Keynes recognized that in the area of economic activity a person is mostly rational, that is, not always. This irrational feature is the main reason for economic fluctuations (“markets can stay irrational longer than you can stay solvent”). Therefore, to understand economics, one has to figure out how it is driven by irrationality, Akerlof and Shiller write. The book examines five manifestations of irrationality and their impact on the economy: trust, justice, abuse and dishonesty, monetary illusion and how our ideas about reality are intertwined with stories from our lives. The authors show how these five manifestations of irrationality impact the start of economic depressions, people’s inability  to find jobs and being careless about savings, etc.

They are convinced that in quiet times, the state need not actively interfere in a free market economy, even though it is far from perfect. But everything changes when a crisis sets in: then the state must stabilize the economy and help it return to equilibrium. In this difficult period, we have to pay special attention to economic justice.


Do We Need Paternalism?

Behavioral economists have been criticized a lot by representatives of the mainstream. Examples of irrational behavior, they pointed out, are very useful, but do not help to build a model of economic processes.

A well-known Russian economist Rostislav Kapelyushnikov wrote several interesting works about rational and irrational choice, and about criticism of behavioral economics: Around Behavioral Economics: A Few Comments on Rationality and Irrationality and Behavioral Economics and New Paternalism.

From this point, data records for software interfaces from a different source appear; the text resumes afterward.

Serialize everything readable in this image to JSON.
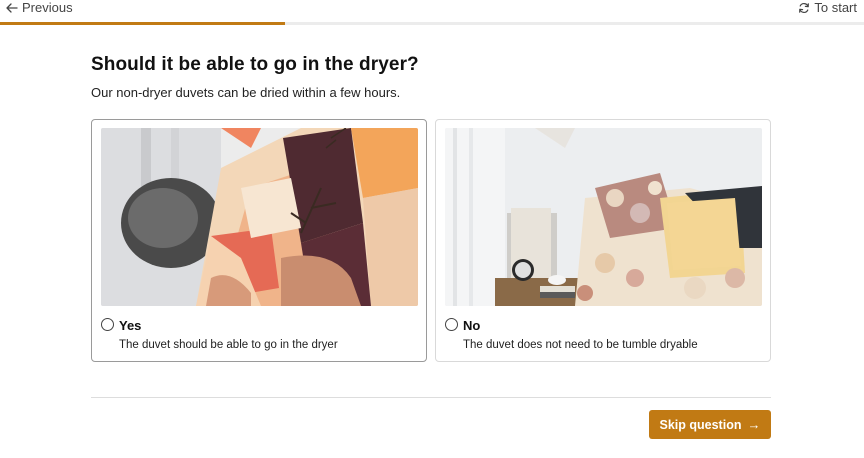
{
  "nav": {
    "previous_label": "Previous",
    "previous_icon": "arrow-left-icon",
    "start_label": "To start",
    "start_icon": "refresh-icon"
  },
  "progress": {
    "fraction": 0.33,
    "color": "#c17a14"
  },
  "question": {
    "title": "Should it be able to go in the dryer?",
    "subtitle": "Our non-dryer duvets can be dried within a few hours."
  },
  "options": [
    {
      "label": "Yes",
      "description": "The duvet should be able to go in the dryer",
      "selected": false
    },
    {
      "label": "No",
      "description": "The duvet does not need to be tumble dryable",
      "selected": false
    }
  ],
  "footer": {
    "skip_label": "Skip question",
    "skip_icon": "arrow-right-icon"
  },
  "colors": {
    "accent": "#c17a14"
  }
}
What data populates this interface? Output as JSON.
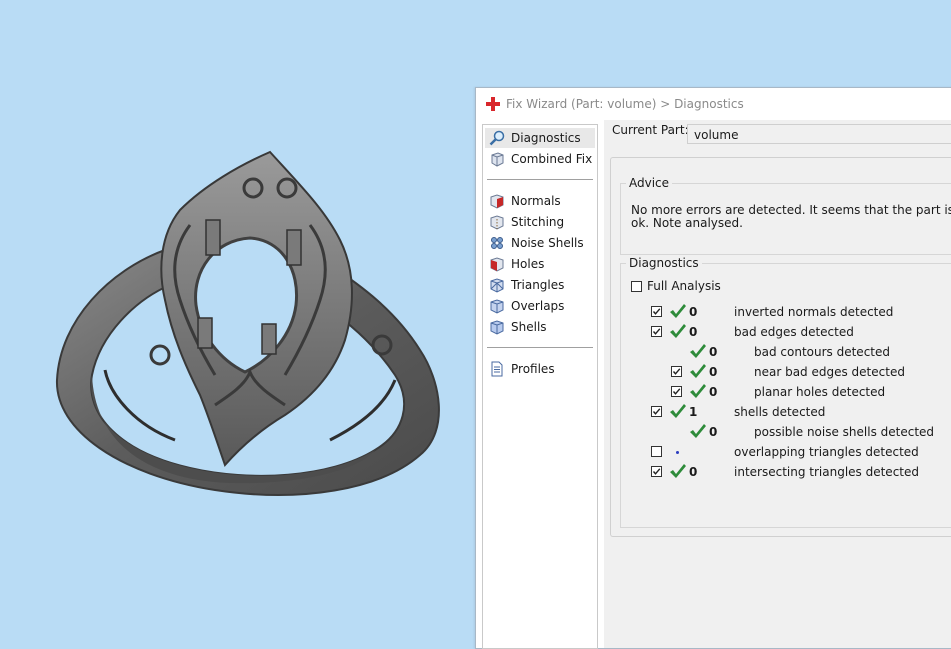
{
  "window": {
    "title": "Fix Wizard (Part: volume) > Diagnostics"
  },
  "sidebar": {
    "top_items": [
      {
        "label": "Diagnostics",
        "icon": "magnifier-icon",
        "selected": true
      },
      {
        "label": "Combined Fix",
        "icon": "cube-icon"
      }
    ],
    "tool_items": [
      {
        "label": "Normals",
        "icon": "normals-cube-icon"
      },
      {
        "label": "Stitching",
        "icon": "stitching-cube-icon"
      },
      {
        "label": "Noise Shells",
        "icon": "noise-shells-icon"
      },
      {
        "label": "Holes",
        "icon": "holes-cube-icon"
      },
      {
        "label": "Triangles",
        "icon": "triangles-cube-icon"
      },
      {
        "label": "Overlaps",
        "icon": "overlaps-cube-icon"
      },
      {
        "label": "Shells",
        "icon": "shells-cube-icon"
      }
    ],
    "bottom_items": [
      {
        "label": "Profiles",
        "icon": "document-icon"
      }
    ]
  },
  "current_part": {
    "label": "Current Part:",
    "value": "volume"
  },
  "advice": {
    "title": "Advice",
    "text": "No more errors are detected. It seems that the part is ok. Note analysed."
  },
  "diagnostics": {
    "title": "Diagnostics",
    "full_analysis_label": "Full Analysis",
    "full_analysis_checked": false,
    "rows": [
      {
        "checkbox": true,
        "checked": true,
        "status": "ok",
        "count": "0",
        "label": "inverted normals detected",
        "level": 0
      },
      {
        "checkbox": true,
        "checked": true,
        "status": "ok",
        "count": "0",
        "label": "bad edges detected",
        "level": 0
      },
      {
        "checkbox": false,
        "checked": false,
        "status": "ok",
        "count": "0",
        "label": "bad contours detected",
        "level": 1
      },
      {
        "checkbox": true,
        "checked": true,
        "status": "ok",
        "count": "0",
        "label": "near bad edges detected",
        "level": 1
      },
      {
        "checkbox": true,
        "checked": true,
        "status": "ok",
        "count": "0",
        "label": "planar holes detected",
        "level": 1
      },
      {
        "checkbox": true,
        "checked": true,
        "status": "ok",
        "count": "1",
        "label": "shells detected",
        "level": 0
      },
      {
        "checkbox": false,
        "checked": false,
        "status": "ok",
        "count": "0",
        "label": "possible noise shells detected",
        "level": 1
      },
      {
        "checkbox": true,
        "checked": false,
        "status": "pending",
        "count": "",
        "label": "overlapping triangles detected",
        "level": 0
      },
      {
        "checkbox": true,
        "checked": true,
        "status": "ok",
        "count": "0",
        "label": "intersecting triangles detected",
        "level": 0
      }
    ]
  },
  "colors": {
    "viewport_background": "#b9dcf5",
    "ok_check": "#2e8b3a",
    "title_icon": "#d9262b",
    "model": "#6c6c6c"
  }
}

Kapelyushnikov asks a simple question: if decisions guided by intuition and heuristics had not formed an internally consistent system, how would humanity have passed natural selection and survived? He sees risks in devotion to behavioral economics: “Its discovery of ‘market failures’ conditioned by behavior has opened the door to a wide range of paternalistic interventions.” However, the fact that people often make mistakes does not mean that they need state paternalism. By making our own choice, without being pushed from outside, we can achieve higher levels of utility. And on the contrary, pushing people to make a certain choice can lead to the situation when a significant part of society will be at a disadvantage. For example, by default, people will save more for retirement without an obvious need, and these savings will be redundant for them. “In fact, we have here yet another attempt to exploit our limited cognitive abilities (let’s admit – an attempt that turned out to be extremely successful),” Kapelyushnikov writes.

He describes an alternative approach: ecological rationality rather than logic, which requires continuous adaptation instead of maximization. This was, in particular, suggested by the works of the German psychologist Gerd Gigerenzer. For him, heuristics are an evolutionary way to avoid losses in moments of uncertainty when there is no time to build an optimal model (and here we can recall the quick thinking that Kahneman wrote about).

To sum up, after reading all these books, one can come to the conclusion that human behavior cannot be definitely explained by any single model. Therefore, the Nobel Prize winner Milton Friedman was right: “A theory or its ‘assumptions’ cannot possibly be thoroughly ‘realistic’ in the immediate descriptive sense so often assigned to this term.”